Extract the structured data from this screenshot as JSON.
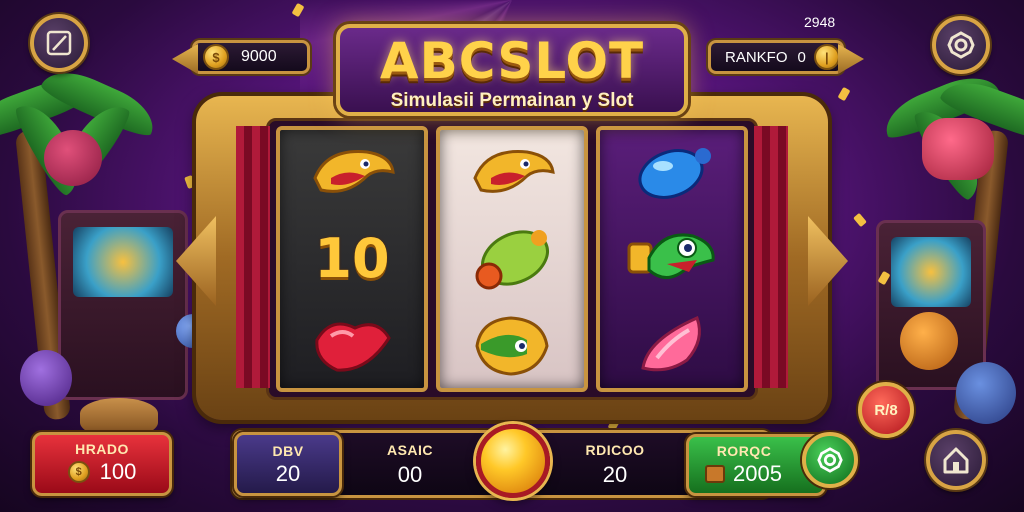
{
  "header": {
    "left_balance": "9000",
    "top_right_counter": "2948",
    "rank_label": "RANKFO",
    "rank_value": "0"
  },
  "logo": {
    "title": "ABCSLOT",
    "subtitle": "Simulasii Permainan y Slot"
  },
  "reels": [
    {
      "symbols": [
        "golden-fish-icon",
        "ten-symbol",
        "red-gem-icon"
      ],
      "ten_text": "10"
    },
    {
      "symbols": [
        "golden-fish-icon",
        "green-gem-icon",
        "golden-fish-icon"
      ]
    },
    {
      "symbols": [
        "blue-candy-icon",
        "green-fish-icon",
        "pink-gem-icon"
      ]
    }
  ],
  "bottom": {
    "left_box_label": "HRADO",
    "left_box_value": "100",
    "bet_label": "DBV",
    "bet_value": "20",
    "asaic_label": "ASAIC",
    "asaic_value": "00",
    "rdicoo_label": "RDICOO",
    "rdicoo_value": "20",
    "green_label": "RORQC",
    "green_value": "2005",
    "red_badge_text": "R/8"
  },
  "colors": {
    "gold": "#e0b048",
    "purple_bg": "#5a1680",
    "red_box": "#c8202c",
    "green_box": "#2e9a3a",
    "spin": "#ffc828"
  }
}
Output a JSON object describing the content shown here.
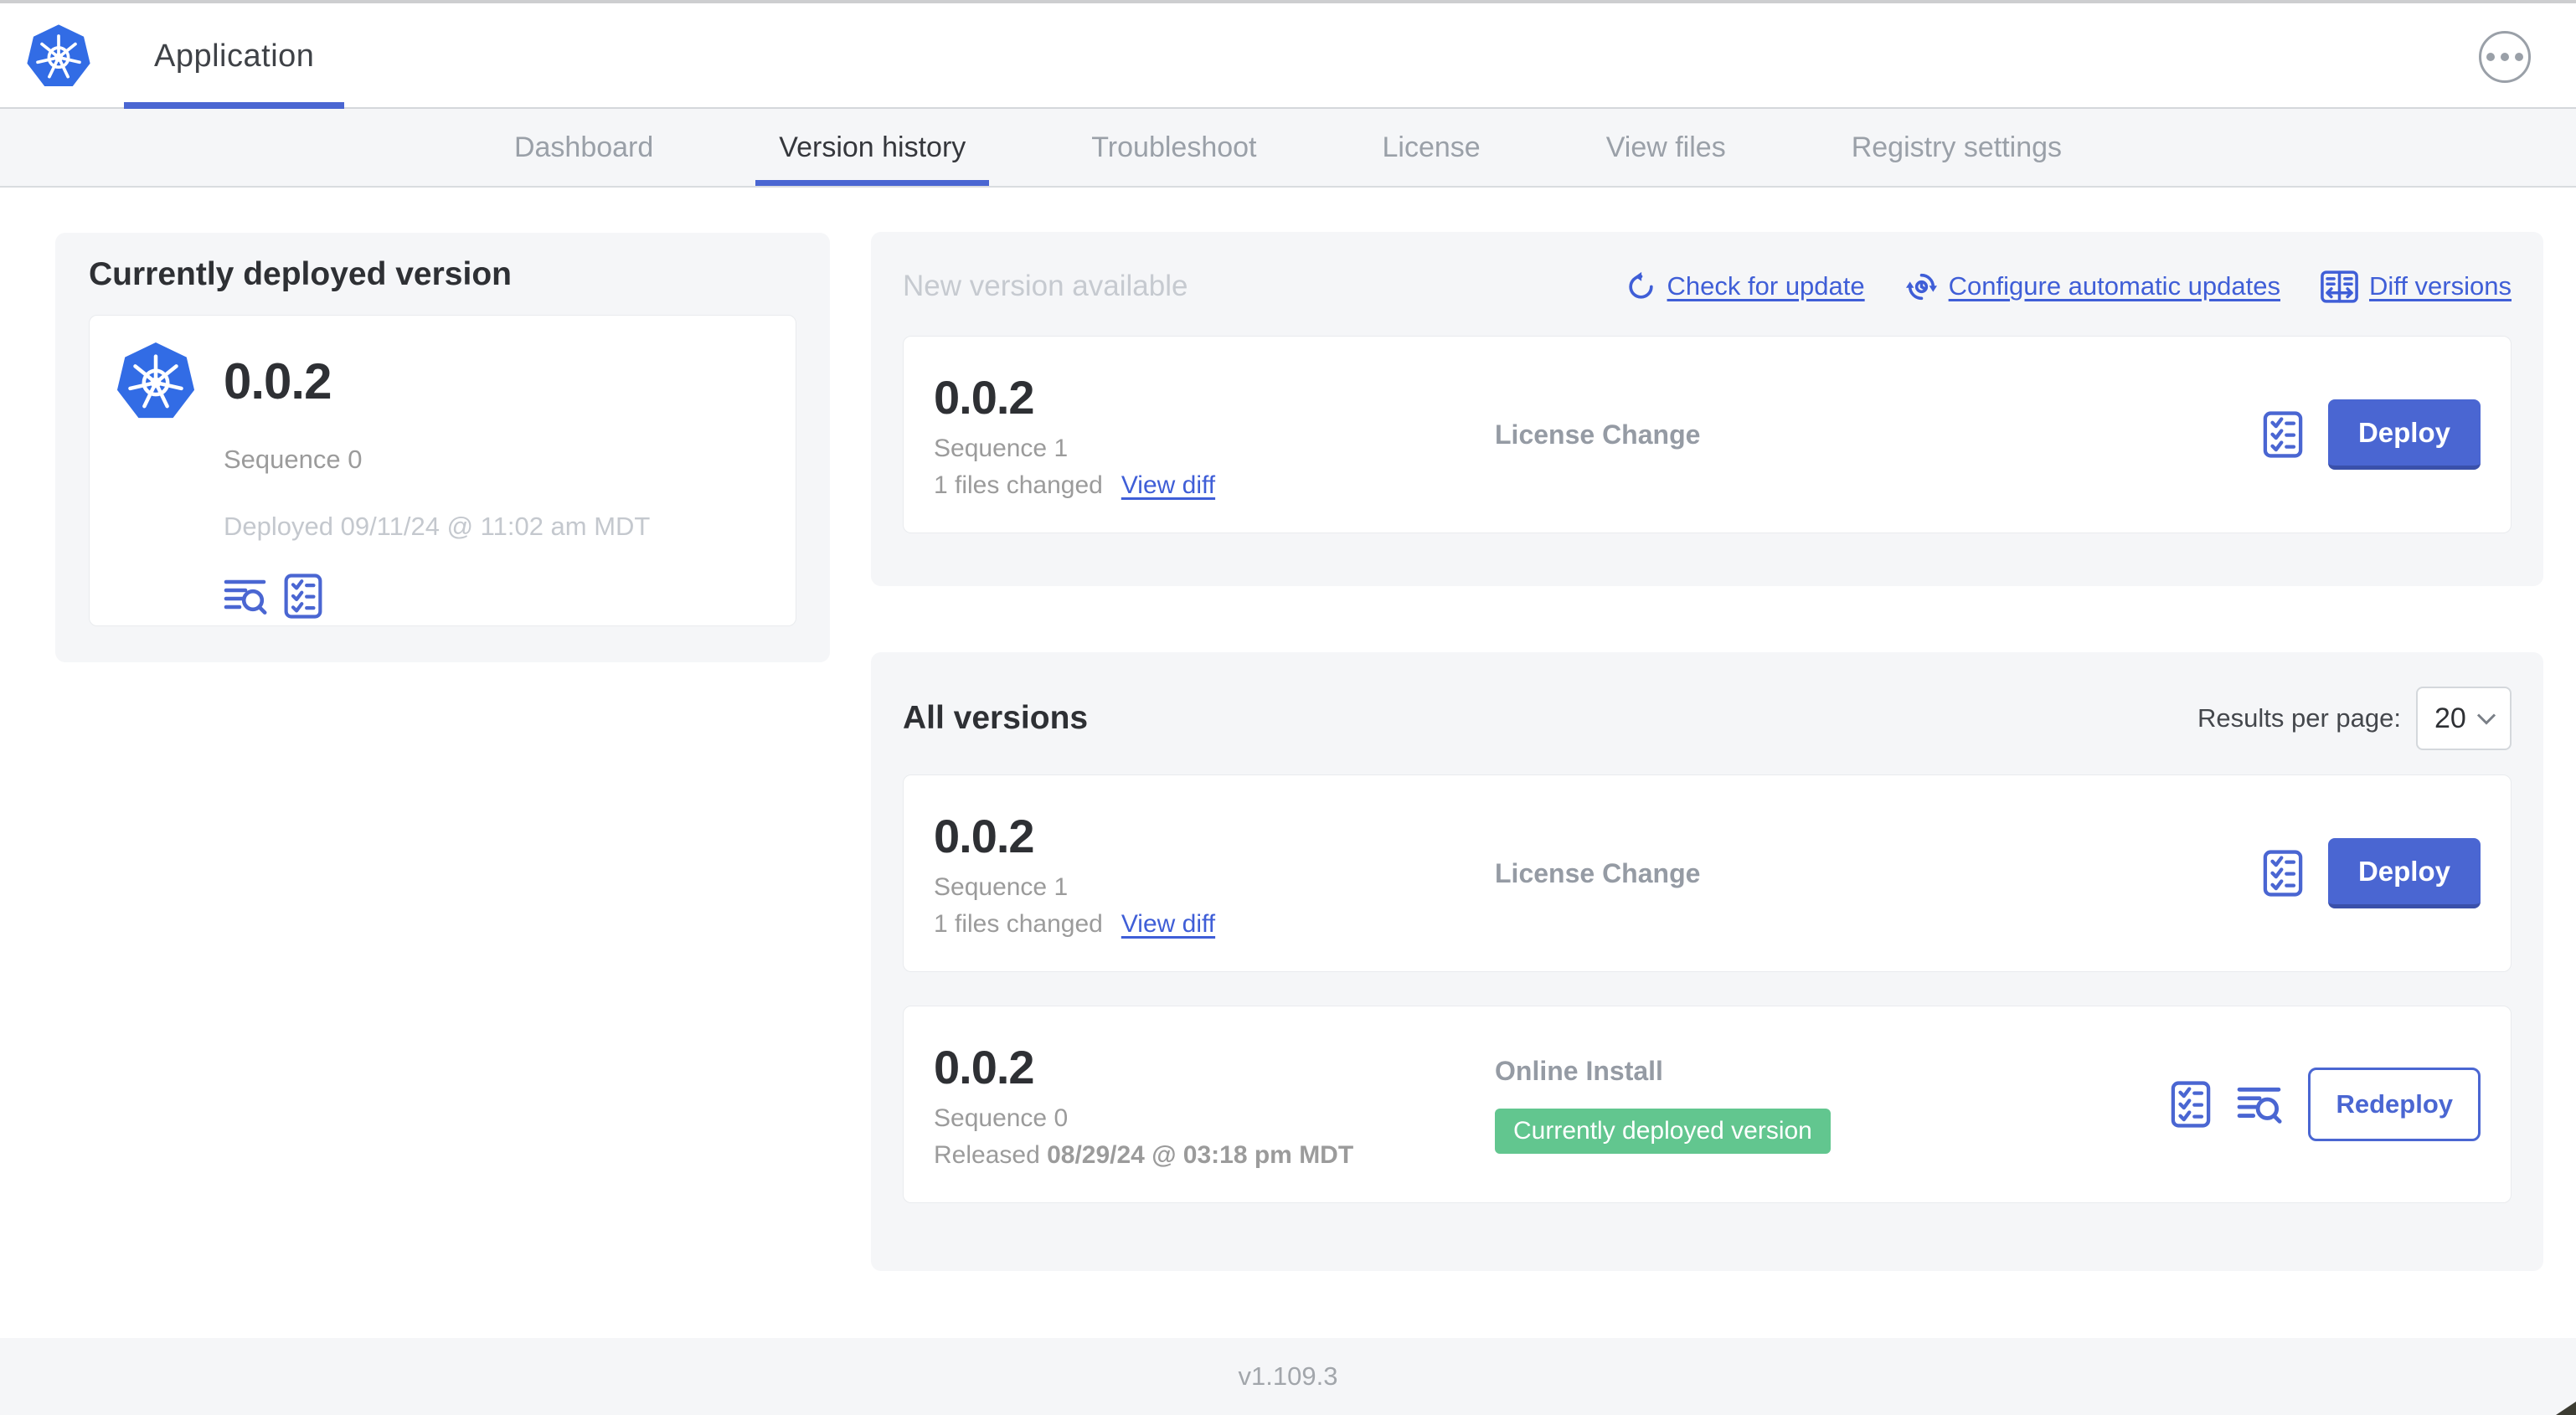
{
  "header": {
    "app_title": "Application"
  },
  "nav": {
    "tabs": [
      {
        "label": "Dashboard",
        "active": false
      },
      {
        "label": "Version history",
        "active": true
      },
      {
        "label": "Troubleshoot",
        "active": false
      },
      {
        "label": "License",
        "active": false
      },
      {
        "label": "View files",
        "active": false
      },
      {
        "label": "Registry settings",
        "active": false
      }
    ]
  },
  "current": {
    "heading": "Currently deployed version",
    "version": "0.0.2",
    "sequence": "Sequence 0",
    "deployed": "Deployed 09/11/24 @ 11:02 am MDT"
  },
  "new_version": {
    "heading": "New version available",
    "check_link": "Check for update",
    "configure_link": "Configure automatic updates",
    "diff_link": "Diff versions",
    "version": "0.0.2",
    "sequence": "Sequence 1",
    "files_changed": "1 files changed",
    "view_diff": "View diff",
    "source": "License Change",
    "deploy": "Deploy"
  },
  "all_versions": {
    "heading": "All versions",
    "results_label": "Results per page:",
    "results_value": "20",
    "rows": [
      {
        "version": "0.0.2",
        "sequence": "Sequence 1",
        "files_changed": "1 files changed",
        "view_diff": "View diff",
        "source": "License Change",
        "action": "Deploy"
      },
      {
        "version": "0.0.2",
        "sequence": "Sequence 0",
        "released_prefix": "Released ",
        "released_date": "08/29/24 @ 03:18 pm MDT",
        "source": "Online Install",
        "badge": "Currently deployed version",
        "action": "Redeploy"
      }
    ]
  },
  "footer": {
    "version": "v1.109.3"
  },
  "colors": {
    "accent_blue": "#4a66d2",
    "link_blue": "#3f5ed7",
    "kubernetes_blue": "#326ce5",
    "badge_green": "#62c68f",
    "panel_bg": "#f5f6f8",
    "muted_text": "#9b9b9b",
    "faint_text": "#c4c8ce"
  },
  "icons": {
    "app_logo": "kubernetes-wheel",
    "more": "ellipsis-circle",
    "check_update": "refresh-arrow",
    "configure_updates": "auto-update-clock",
    "diff": "split-columns-arrows",
    "logs": "lines-magnifier",
    "preflight": "checklist-clipboard",
    "select": "chevron-down"
  }
}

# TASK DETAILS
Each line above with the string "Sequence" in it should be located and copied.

# PROBLEM SOLUTION
    "sequence": "Sequence 0",
    "sequence": "Sequence 1",
        "sequence": "Sequence 1",
        "sequence": "Sequence 0",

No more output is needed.